The Breastplate of Saint Patrick contains a curious prayer invoking God’s power “against every knowledge that blinds the soul of man.” Sometimes it’s called the knowledge that “corrupts,” “binds,” or “defiles.” Whatever the translation, the point remains the same and runs contrary to our culture’s way of thinking. We live by the silly, simplistic notion that “Knowledge is power.” We can’t imagine a bad kind of knowledge.
Saint Patrick knew better. He knew our need to be defended against that kind of “knowledge” that not only fails to help but in fact threatens us. It is a knowledge that promises sight but delivers blindness.
Blind Bartimaeus at least knew that he was blind. It was that knowledge that prompted him to cry out, “Jesus, son of David, have pity on me.” His was a salutary blindness inasmuch as it caused him to seek healing. To be blinded by one’s own knowledge is another matter. It blinds even as it claims to give sight and thus renders us blind to our own blindness.
Take, for example, the contraceptive mentality. With the widespread acceptance and use of contraception, we thought we had obtained a knowledge and know-how better than anyone before. In fact, the contraceptive mentality has blinded us to what our ancestors knew well: the truth of man, woman, sexuality, and marriage.
For if procreation can be eliminated from the marital act, why does the act have to remain within marriage? Why the need for marriage at all? Indeed, why restrict it to a man and woman? And since contraception rejects what is distinctive about man and woman (their ability to procreate), why should we think that to be a man or to be a woman means anything – or is even a reality? Thus we have been blinded to truths once well known.
The contraceptive mentality is connected to another blinding knowledge, the modern understanding of freedom as the ability to do whatever I want. Thus understood, freedom requires the rejection of all limits. Of course, once you remove limits you remove meaning. Something has meaning only to the degree that it has limits. Limitlessness isn’t freedom; it’s meaninglessness. When we insist on such freedom, we blind ourselves to our own meaning and thus invite the very dissolution we’re witnessing.
Then there’s blinding knowledge of “Scientism.” Science in its proper place is a useful tool. Scientism, on the other hand, is authoritarian. “Science is real,” the yard sign announces. What it actually means is that no other kind of knowledge will be accepted as real. It’s as much a threat as a statement. Scientism gives us the narrative that man was in darkness and ignorance until the scientific revolution delivered him. Since that salvific event, we all know better. We have mastered the world (pandemics notwithstanding).
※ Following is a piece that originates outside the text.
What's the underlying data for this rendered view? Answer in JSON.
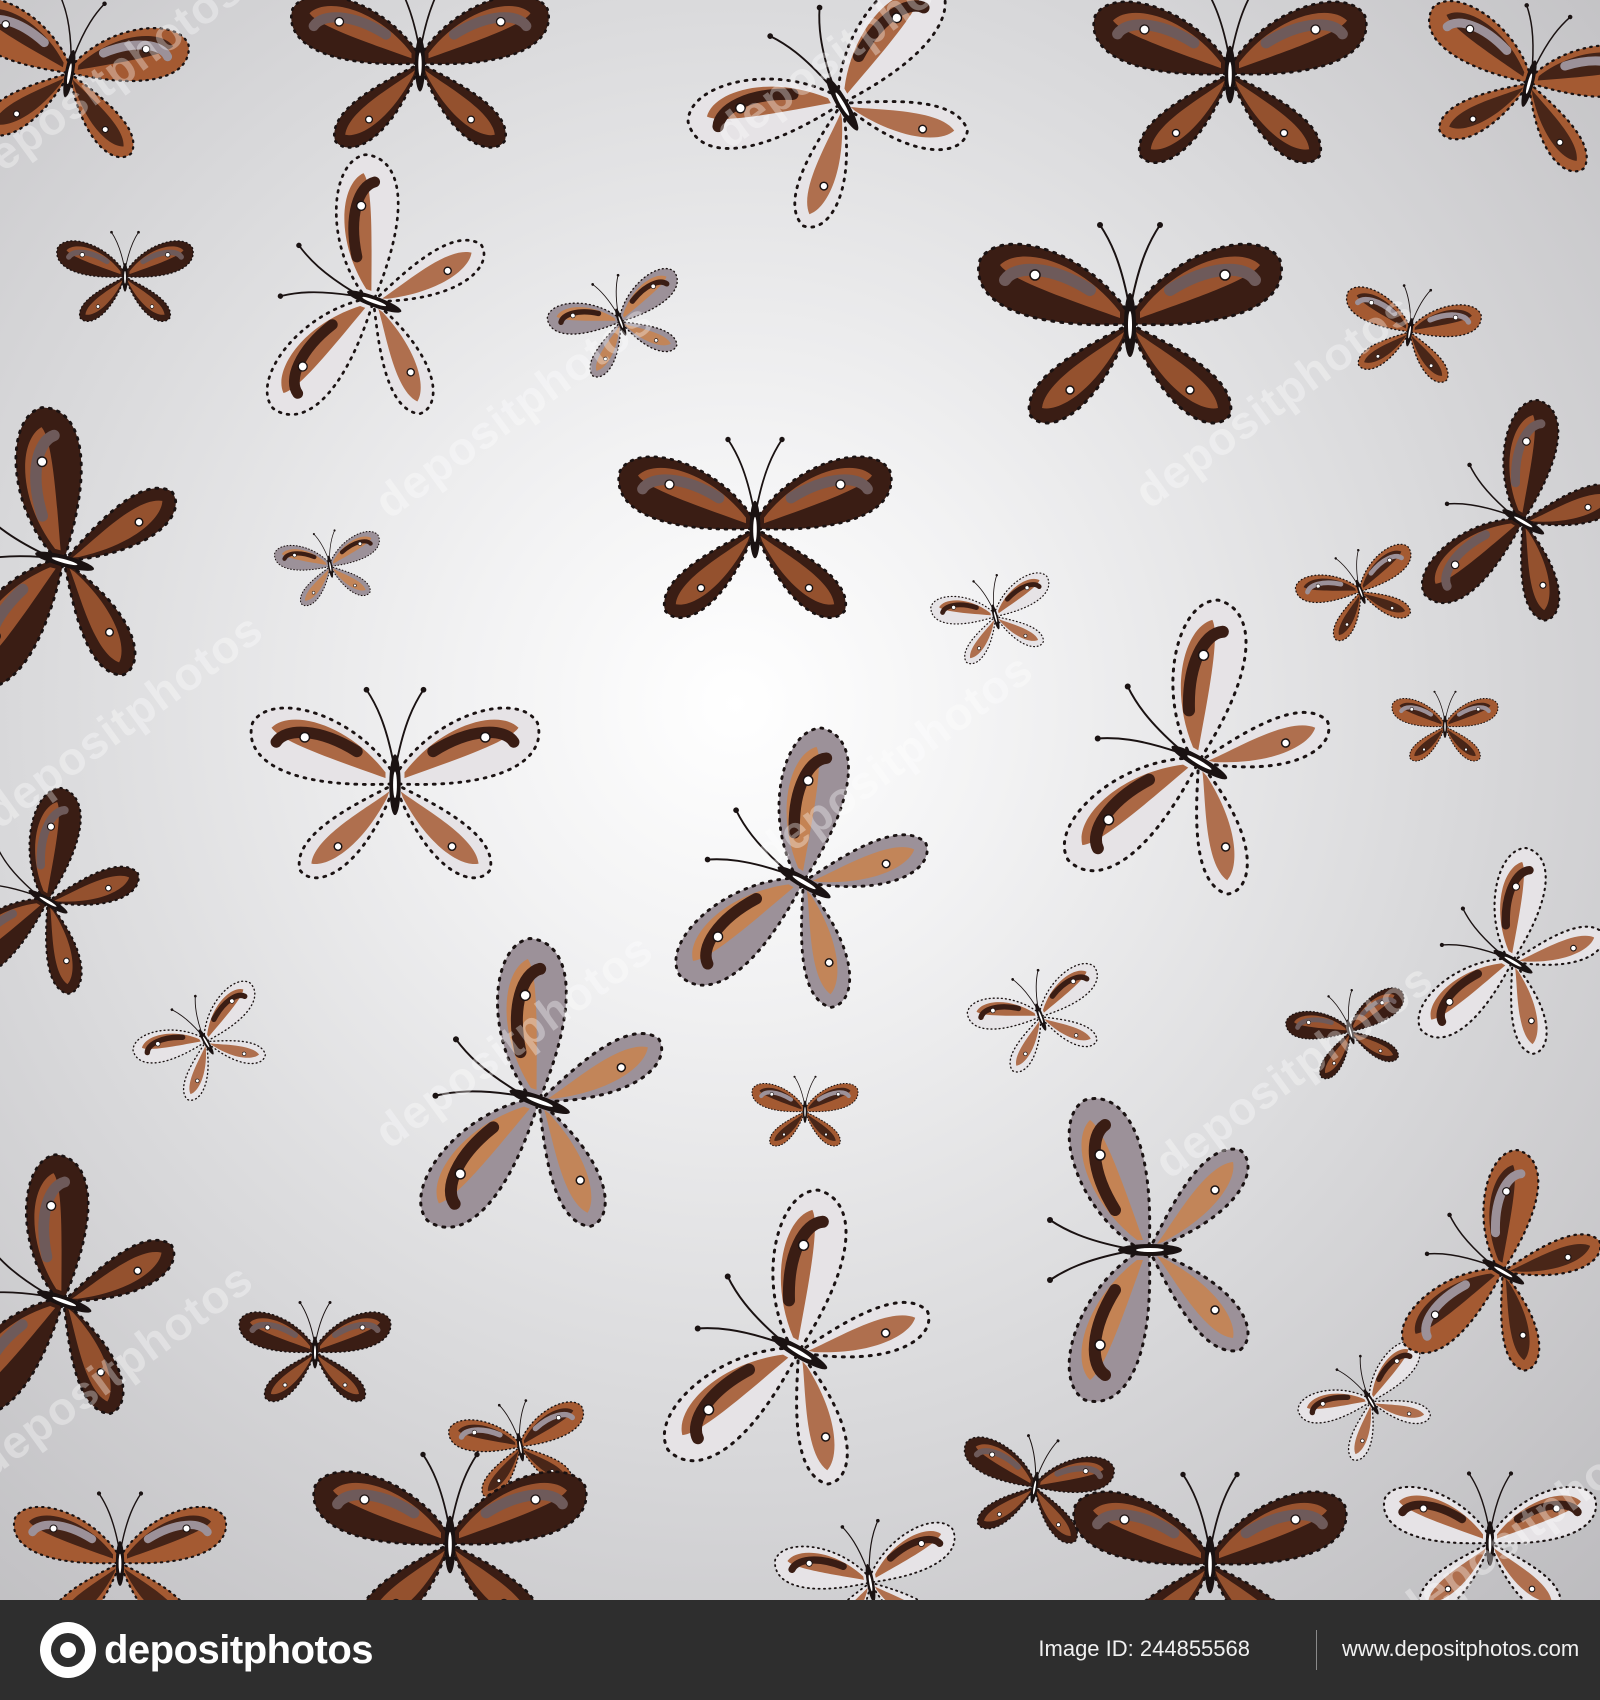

Of course, all that Scientism really does is truncate knowledge itself. Our ancestors pondered the physical and the spiritual, the temporal and the eternal. Scientism confines us to the physical and temporal. The only real knowledge (Science is real!) is what we can measure, gauge, and quantify. Far from enlightening, this has blinded us to an entire field of knowledge. Its dualistic narrative (old bad/new good) creates a bias in our minds, rendering us hostile to any wisdom or truth that came before.
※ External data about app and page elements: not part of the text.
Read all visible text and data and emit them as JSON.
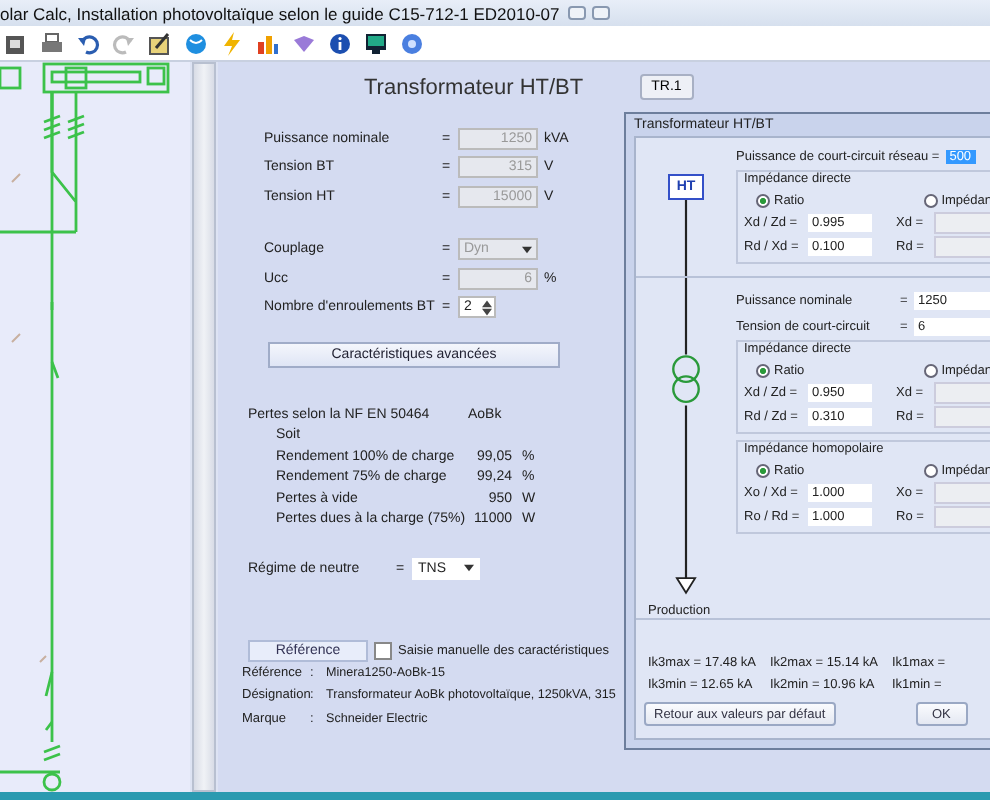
{
  "window": {
    "title": "olar Calc, Installation photovoltaïque selon le guide C15-712-1 ED2010-07"
  },
  "main_panel": {
    "title": "Transformateur HT/BT",
    "tab_button": "TR.1",
    "fields": [
      {
        "kind": "input",
        "label": "Puissance nominale",
        "equals": "=",
        "value": "1250",
        "unit": "kVA",
        "disabled": true
      },
      {
        "kind": "input",
        "label": "Tension BT",
        "equals": "=",
        "value": "315",
        "unit": "V",
        "disabled": true
      },
      {
        "kind": "input",
        "label": "Tension HT",
        "equals": "=",
        "value": "15000",
        "unit": "V",
        "disabled": true
      },
      {
        "kind": "select",
        "label": "Couplage",
        "equals": "=",
        "value": "Dyn",
        "disabled": true
      },
      {
        "kind": "input",
        "label": "Ucc",
        "equals": "=",
        "value": "6",
        "unit": "%",
        "disabled": true
      },
      {
        "kind": "spin",
        "label": "Nombre d'enroulements BT",
        "equals": "=",
        "value": "2",
        "disabled": false
      }
    ],
    "advanced_button": "Caractéristiques avancées",
    "losses": {
      "label": "Pertes selon la NF EN 50464",
      "value": "AoBk",
      "sub_label": "Soit",
      "rows": [
        {
          "label": "Rendement 100% de charge",
          "value": "99,05",
          "unit": "%"
        },
        {
          "label": "Rendement 75% de charge",
          "value": "99,24",
          "unit": "%"
        },
        {
          "label": "Pertes à vide",
          "value": "950",
          "unit": "W"
        },
        {
          "label": "Pertes dues à la charge (75%)",
          "value": "11000",
          "unit": "W"
        }
      ]
    },
    "neutral": {
      "label": "Régime de neutre",
      "equals": "=",
      "value": "TNS"
    },
    "reference_button": "Référence",
    "manual_checkbox": {
      "label": "Saisie manuelle des caractéristiques",
      "checked": false
    },
    "info": [
      {
        "label": "Référence",
        "colon": ":",
        "value": "Minera1250-AoBk-15"
      },
      {
        "label": "Désignation",
        "colon": ":",
        "value": "Transformateur AoBk photovoltaïque, 1250kVA, 315"
      },
      {
        "label": "Marque",
        "colon": ":",
        "value": "Schneider Electric"
      }
    ]
  },
  "dialog": {
    "title": "Transformateur HT/BT",
    "schematic_top": "HT",
    "schematic_bottom": "Production",
    "network": {
      "label": "Puissance de court-circuit réseau =",
      "value": "500"
    },
    "groups_top": [
      {
        "title": "Impédance directe",
        "options": [
          {
            "label": "Ratio",
            "selected": true
          },
          {
            "label": "Impédan",
            "selected": false
          }
        ],
        "rows": [
          {
            "label": "Xd / Zd =",
            "value": "0.995",
            "abs_label": "Xd ="
          },
          {
            "label": "Rd / Xd =",
            "value": "0.100",
            "abs_label": "Rd ="
          }
        ]
      }
    ],
    "fields": [
      {
        "label": "Puissance nominale",
        "equals": "=",
        "value": "1250"
      },
      {
        "label": "Tension de court-circuit",
        "equals": "=",
        "value": "6"
      }
    ],
    "groups_bottom": [
      {
        "title": "Impédance directe",
        "options": [
          {
            "label": "Ratio",
            "selected": true
          },
          {
            "label": "Impédan",
            "selected": false
          }
        ],
        "rows": [
          {
            "label": "Xd / Zd =",
            "value": "0.950",
            "abs_label": "Xd ="
          },
          {
            "label": "Rd / Zd =",
            "value": "0.310",
            "abs_label": "Rd ="
          }
        ]
      },
      {
        "title": "Impédance homopolaire",
        "options": [
          {
            "label": "Ratio",
            "selected": true
          },
          {
            "label": "Impédan",
            "selected": false
          }
        ],
        "rows": [
          {
            "label": "Xo / Xd =",
            "value": "1.000",
            "abs_label": "Xo ="
          },
          {
            "label": "Ro / Rd =",
            "value": "1.000",
            "abs_label": "Ro ="
          }
        ]
      }
    ],
    "results": [
      [
        "Ik3max = 17.48 kA",
        "Ik2max = 15.14 kA",
        "Ik1max ="
      ],
      [
        "Ik3min = 12.65 kA",
        "Ik2min = 10.96 kA",
        "Ik1min ="
      ]
    ],
    "default_button": "Retour aux valeurs par défaut",
    "ok_button": "OK"
  }
}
Worst of all, the “knowledge” of Scientism blinds us to the truth of our very selves. As embodied souls, we are more than Scientism allows to be studied. It reduces our purpose and meaning to this world only. We become just another physical object to be studied, manipulated, and engineered. Thus has it rendered us incomprehensible to ourselves.
Blind Bartimaeus shows the way out of blindness. First and most importantly, he demonstrates that faith leads to sight. “Your faith has saved you,” our Lord tells him. His faith enabled him to see. Contrary to modern myth, faith enables us to know. As John Paul II put it, “Faith purifies reason and opens up horizons that, of itself, reason could never consider.”
Bartimaeus also shows that sight requires a kind of poverty. When he heard that the Lord was calling him, “he threw aside his cloak, sprang up, and came to Jesus.” That cloak represented the entirety of his possessions. It kept him warm in cold weather and perhaps served as a cushion as he sat begging. But the cloak wasn’t as important as sight. He was willing to throw it aside to run unhindered for healing.
Freedom from blindness requires poverty, the willingness to lose our wealth and supposed control. In the 19thcentury South, the financial benefits of slavery blinded men to the grave evil of that institution. Similarly, we have arranged comfortable, autonomous lives around Scientism, a false notion of freedom, and the contraceptive mentality.
We wear a heavy cloak, not easily thrown aside. We will regain our sight only when we are willing to divest ourselves of all that our “knowledge” has gained us. In short, our problem is not only one of the intellect but of the will. We must be willing to change our lives radically in order to see clearly.
We need to see. We need to be healed of our blindness. Taking our cue from Bartimaeus, let us throw aside our false autonomy and wealth, run to our Lord, and pray that simple prayer, “Lord, that I may see.”
*Image: Christ Giving Sight to Bartimaeus by William Blake, c. 1799-1800 [Yale Center for British Art, New Haven, CT]
You may also enjoy:
St. John Paul II’s The Blindness of Pride (from Fides et Ratio)